He had evidence someone wanted to hide the command and had used base 64 encoding to mask its true purpose. He also had evidence that a corporate host connected to an unknown external IP address and opened a listening port, which it used to download second-stage shell code that, when compiled, was a hacktool seen used in a string of corporate ransomware attacks.
John reported the discovery and referenced the technique, which he remembered from a threat profile about a ransomware attacker known today by the name REvil. At the time of discovery, the attacker was in the environment, stealthy, working to gain further access, disabling security resources, and strategically staging ransomware payloads. The discovery led to a full-scale threat hunting and mitigation exercise lasting around the clock for over a week. In this situation, the good guys won, and the ransomware attack failed.
Now, suppose John had not been familiar with the tactic and had not read the attacker profile indicating the severity of the attack. He may have believed he had identified and mitigated the threat by removing Cobalt Strike and cleaning the infected system.
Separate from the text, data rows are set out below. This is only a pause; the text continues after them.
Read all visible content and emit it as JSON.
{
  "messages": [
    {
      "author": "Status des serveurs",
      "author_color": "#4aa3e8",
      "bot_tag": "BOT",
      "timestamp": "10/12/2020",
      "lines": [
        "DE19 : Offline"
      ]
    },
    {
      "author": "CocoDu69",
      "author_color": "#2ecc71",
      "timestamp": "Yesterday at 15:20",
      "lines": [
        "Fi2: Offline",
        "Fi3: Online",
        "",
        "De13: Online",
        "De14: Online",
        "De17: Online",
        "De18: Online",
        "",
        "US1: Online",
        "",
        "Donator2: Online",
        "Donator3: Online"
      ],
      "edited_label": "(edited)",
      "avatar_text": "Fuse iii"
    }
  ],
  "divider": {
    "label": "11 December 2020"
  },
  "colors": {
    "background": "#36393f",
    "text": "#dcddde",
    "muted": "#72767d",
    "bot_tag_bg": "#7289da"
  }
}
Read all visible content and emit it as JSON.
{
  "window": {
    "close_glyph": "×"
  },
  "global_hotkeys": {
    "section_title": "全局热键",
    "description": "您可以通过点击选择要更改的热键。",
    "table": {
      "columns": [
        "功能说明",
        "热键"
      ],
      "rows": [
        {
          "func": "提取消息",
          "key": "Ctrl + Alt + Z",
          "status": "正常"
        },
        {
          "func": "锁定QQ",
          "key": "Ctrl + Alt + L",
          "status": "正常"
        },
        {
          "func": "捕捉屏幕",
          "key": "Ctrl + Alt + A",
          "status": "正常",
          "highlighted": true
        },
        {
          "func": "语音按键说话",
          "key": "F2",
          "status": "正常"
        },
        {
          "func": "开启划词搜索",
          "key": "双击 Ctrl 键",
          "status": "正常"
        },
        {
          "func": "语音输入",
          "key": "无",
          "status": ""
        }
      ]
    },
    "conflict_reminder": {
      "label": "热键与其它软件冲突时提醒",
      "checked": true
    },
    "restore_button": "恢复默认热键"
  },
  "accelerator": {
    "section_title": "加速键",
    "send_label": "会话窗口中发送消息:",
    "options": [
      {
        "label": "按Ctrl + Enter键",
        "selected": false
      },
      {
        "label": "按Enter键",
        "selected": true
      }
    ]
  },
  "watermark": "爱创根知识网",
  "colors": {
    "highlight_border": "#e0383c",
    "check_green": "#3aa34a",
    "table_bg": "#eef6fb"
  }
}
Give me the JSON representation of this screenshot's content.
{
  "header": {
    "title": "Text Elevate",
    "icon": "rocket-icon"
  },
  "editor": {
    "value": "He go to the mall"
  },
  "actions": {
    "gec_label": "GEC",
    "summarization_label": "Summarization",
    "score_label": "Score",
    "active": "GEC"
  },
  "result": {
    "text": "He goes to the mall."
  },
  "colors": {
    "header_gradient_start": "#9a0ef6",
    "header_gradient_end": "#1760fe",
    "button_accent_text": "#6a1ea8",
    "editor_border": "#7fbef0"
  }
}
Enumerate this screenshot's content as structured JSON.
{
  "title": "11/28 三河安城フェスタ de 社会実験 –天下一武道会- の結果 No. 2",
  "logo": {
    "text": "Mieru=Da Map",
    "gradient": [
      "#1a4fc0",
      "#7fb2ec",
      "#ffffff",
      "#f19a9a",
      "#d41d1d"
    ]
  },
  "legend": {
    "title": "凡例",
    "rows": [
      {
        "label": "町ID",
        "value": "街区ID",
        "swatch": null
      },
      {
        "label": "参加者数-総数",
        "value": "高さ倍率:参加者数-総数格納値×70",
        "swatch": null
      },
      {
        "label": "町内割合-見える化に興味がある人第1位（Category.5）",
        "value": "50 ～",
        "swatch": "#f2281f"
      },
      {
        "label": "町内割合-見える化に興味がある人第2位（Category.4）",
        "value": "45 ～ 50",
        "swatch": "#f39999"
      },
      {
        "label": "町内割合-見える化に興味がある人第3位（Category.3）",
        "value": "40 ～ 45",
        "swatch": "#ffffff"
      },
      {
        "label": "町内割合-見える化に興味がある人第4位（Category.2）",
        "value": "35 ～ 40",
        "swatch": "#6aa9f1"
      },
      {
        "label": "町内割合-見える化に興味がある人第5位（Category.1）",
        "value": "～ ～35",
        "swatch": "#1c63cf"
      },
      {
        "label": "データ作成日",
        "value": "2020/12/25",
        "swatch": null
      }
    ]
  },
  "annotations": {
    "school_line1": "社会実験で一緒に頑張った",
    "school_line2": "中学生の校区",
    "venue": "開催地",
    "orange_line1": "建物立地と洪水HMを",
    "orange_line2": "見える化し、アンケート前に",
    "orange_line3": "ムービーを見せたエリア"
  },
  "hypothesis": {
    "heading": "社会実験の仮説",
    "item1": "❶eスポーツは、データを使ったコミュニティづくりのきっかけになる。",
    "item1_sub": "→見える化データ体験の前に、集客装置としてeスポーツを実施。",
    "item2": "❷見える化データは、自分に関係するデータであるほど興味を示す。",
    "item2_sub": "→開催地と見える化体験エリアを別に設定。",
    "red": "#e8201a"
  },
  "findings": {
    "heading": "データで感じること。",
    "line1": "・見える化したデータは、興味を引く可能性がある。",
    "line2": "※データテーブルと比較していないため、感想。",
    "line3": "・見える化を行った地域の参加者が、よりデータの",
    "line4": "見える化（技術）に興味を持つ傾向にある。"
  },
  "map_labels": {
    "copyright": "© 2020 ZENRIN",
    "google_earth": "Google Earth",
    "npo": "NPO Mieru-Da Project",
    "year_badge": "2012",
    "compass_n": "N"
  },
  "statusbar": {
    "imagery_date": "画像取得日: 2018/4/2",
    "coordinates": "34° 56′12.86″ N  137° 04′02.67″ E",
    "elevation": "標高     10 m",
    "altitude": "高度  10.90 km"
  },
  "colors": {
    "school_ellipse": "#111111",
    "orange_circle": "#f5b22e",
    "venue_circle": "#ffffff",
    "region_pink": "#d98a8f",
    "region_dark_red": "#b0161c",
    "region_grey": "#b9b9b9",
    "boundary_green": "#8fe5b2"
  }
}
Most day-to-day attacks only involve malware; therefore, John may have felt this was a lone incident mitigated by cleaning up that infected host.
The situation ended well, but often that is not the case.
He would not have known he had a persistent human attacker on his network, and the ransomware adversary would have encrypted and stolen his organization’s data and extorted John’s employer for millions.
This situation ended well, but often that is not the case. Remember, time and action are critical when dealing with an advanced threat. Since a human with a specific objective is behind the threat, they will not go away if you simply block the attempt and move on. Instead, with threat profiles, you know the attacker’s modus operandi. You have insight into their attack playbook and the tools and malware they will likely use in later stages of the operation. More importantly, analysts will be familiar with an attacker’s digital fingerprint to escalate the situation sooner.
Conducting a behavioral profile of ransomware attackers will give you a better understanding of who is behind the attacks threatening your organization. Behavioral profiling adds value to defenders who can use it to identify an attacker and negotiators who will know the motivations and beliefs of the human being they are dealing with. Fortunately, the information is easy to obtain if you have a skilled analyst and are willing to do the legwork to gain access to the forums and markets in which ransomware attackers spend their time. Often, simply by profiling an attacker’s presence and interactions on dark web forums, you can learn about the human characteristics behind the facade of an organized cybercriminal. More importantly, through profiling, I have learned about the technologies and resources an attacker plans to use before the attack occurs on several occasions.
After years of investigating, interacting with, and defending against ransomware-centric adversaries, I found that traditional threat profiles lacked the critical information necessary to deal with ransomware attacks. Today, ransomware attackers live on the dark web, interacting with criminals, security researchers, and the media. Yet, most organizations do not take advantage of the opportunity to understand the adversaries behind these attacks. Organizations will spend hundreds of thousands to millions on security solutions and intelligence they believe will keep them safe from ransomware attacks. Yet, the second you mention an analyst going on the dark web, they shut down the entire idea. Certainly, this change to collection practices and analysis of behavioral traits of ransomware will not level the playing field on its own. However, it is one of many changes necessary to better defend and address these types of attacks.